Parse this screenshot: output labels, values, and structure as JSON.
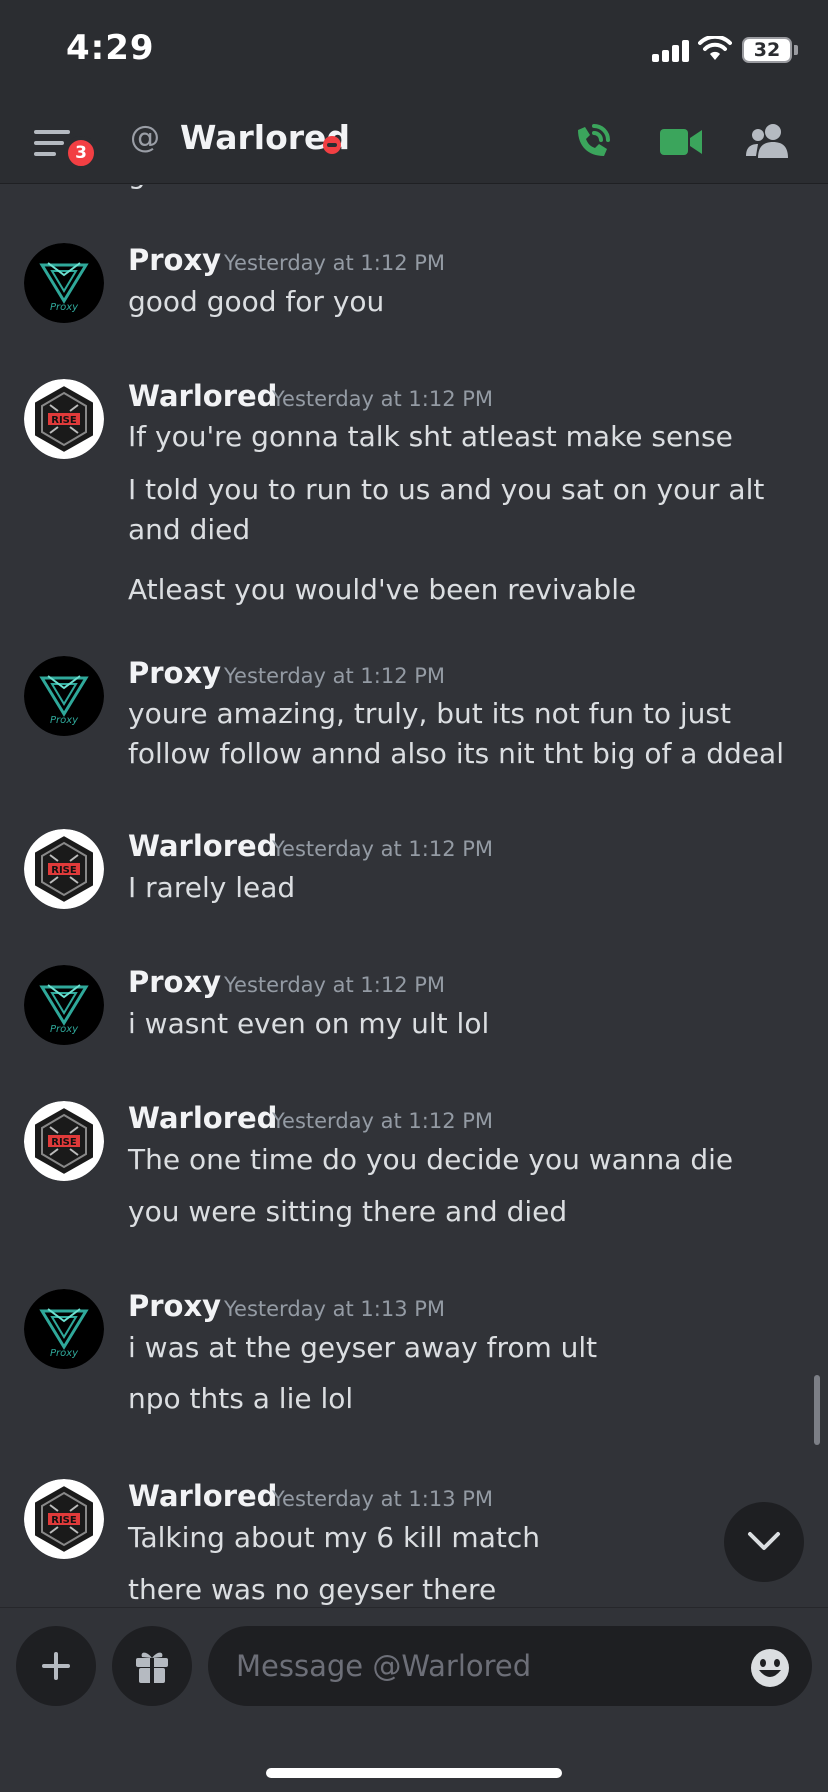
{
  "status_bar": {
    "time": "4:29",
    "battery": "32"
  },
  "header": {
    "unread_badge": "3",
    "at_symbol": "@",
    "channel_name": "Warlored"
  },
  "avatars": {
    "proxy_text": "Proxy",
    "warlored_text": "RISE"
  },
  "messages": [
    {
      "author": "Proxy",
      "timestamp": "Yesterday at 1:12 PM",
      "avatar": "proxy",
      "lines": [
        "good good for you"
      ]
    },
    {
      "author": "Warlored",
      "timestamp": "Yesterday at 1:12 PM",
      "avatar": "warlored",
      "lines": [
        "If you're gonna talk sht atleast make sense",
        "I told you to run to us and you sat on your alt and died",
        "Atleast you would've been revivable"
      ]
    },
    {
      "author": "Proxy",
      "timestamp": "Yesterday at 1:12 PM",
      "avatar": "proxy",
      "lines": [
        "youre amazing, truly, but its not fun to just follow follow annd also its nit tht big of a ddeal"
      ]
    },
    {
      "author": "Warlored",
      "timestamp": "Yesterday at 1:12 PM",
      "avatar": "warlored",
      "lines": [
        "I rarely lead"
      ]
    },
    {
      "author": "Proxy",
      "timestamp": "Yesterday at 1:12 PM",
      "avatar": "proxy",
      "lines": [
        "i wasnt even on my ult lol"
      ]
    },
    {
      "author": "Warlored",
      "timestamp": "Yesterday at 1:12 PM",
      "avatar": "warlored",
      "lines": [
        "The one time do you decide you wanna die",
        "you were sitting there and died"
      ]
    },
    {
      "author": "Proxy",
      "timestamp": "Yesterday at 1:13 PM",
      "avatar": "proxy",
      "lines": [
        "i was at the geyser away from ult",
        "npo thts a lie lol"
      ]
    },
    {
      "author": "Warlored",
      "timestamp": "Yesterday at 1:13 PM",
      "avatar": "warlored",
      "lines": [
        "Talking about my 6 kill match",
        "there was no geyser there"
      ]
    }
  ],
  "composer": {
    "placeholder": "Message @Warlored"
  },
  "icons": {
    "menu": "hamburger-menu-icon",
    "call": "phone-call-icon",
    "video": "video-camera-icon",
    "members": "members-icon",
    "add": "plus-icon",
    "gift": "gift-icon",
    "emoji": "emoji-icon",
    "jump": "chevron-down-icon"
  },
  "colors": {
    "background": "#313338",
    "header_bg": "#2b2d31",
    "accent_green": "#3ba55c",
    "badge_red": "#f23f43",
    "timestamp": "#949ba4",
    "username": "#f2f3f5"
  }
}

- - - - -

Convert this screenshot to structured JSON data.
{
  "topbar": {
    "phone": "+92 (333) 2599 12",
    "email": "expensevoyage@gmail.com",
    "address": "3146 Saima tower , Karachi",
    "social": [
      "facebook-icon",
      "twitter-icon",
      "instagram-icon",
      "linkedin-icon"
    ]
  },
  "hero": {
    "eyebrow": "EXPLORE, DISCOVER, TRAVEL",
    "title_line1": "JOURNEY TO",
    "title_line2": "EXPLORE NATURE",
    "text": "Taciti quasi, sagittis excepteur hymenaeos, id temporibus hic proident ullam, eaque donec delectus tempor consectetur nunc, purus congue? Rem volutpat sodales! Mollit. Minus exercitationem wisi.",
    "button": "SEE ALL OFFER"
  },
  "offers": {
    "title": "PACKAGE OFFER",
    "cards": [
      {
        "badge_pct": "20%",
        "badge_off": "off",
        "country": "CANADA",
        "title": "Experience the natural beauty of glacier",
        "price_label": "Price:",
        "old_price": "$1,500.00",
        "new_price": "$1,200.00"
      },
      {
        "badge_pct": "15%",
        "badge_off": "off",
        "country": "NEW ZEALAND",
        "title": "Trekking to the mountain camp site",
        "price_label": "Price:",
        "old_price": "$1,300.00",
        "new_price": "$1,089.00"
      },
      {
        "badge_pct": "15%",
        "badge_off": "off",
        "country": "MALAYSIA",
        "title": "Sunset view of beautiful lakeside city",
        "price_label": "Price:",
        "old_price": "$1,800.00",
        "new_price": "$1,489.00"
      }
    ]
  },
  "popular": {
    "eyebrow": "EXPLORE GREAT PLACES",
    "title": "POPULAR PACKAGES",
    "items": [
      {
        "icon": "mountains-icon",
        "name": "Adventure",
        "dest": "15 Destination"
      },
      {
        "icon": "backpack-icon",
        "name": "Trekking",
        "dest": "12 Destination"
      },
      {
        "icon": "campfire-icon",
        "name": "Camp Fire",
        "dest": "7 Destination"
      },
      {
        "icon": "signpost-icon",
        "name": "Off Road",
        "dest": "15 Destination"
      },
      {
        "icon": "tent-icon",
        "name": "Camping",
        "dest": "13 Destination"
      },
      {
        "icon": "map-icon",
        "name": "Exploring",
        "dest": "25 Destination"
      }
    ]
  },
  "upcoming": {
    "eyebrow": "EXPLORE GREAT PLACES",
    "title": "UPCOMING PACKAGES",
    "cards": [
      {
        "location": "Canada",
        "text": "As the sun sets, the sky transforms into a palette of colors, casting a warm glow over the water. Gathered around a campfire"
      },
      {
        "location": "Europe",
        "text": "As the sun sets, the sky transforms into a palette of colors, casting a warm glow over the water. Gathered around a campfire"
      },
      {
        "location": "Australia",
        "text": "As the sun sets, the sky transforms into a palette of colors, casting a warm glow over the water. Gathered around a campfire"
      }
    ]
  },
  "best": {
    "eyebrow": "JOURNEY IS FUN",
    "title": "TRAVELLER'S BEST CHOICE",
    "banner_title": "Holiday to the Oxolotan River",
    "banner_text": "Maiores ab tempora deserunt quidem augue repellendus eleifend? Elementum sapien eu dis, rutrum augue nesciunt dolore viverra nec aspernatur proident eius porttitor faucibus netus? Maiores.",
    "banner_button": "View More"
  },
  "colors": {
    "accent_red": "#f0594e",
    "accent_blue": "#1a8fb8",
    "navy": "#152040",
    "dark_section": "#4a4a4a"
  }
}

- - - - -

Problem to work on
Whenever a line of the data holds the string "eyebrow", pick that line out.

Response
    "eyebrow": "EXPLORE, DISCOVER, TRAVEL",
    "eyebrow": "EXPLORE GREAT PLACES",
    "eyebrow": "EXPLORE GREAT PLACES",
    "eyebrow": "JOURNEY IS FUN",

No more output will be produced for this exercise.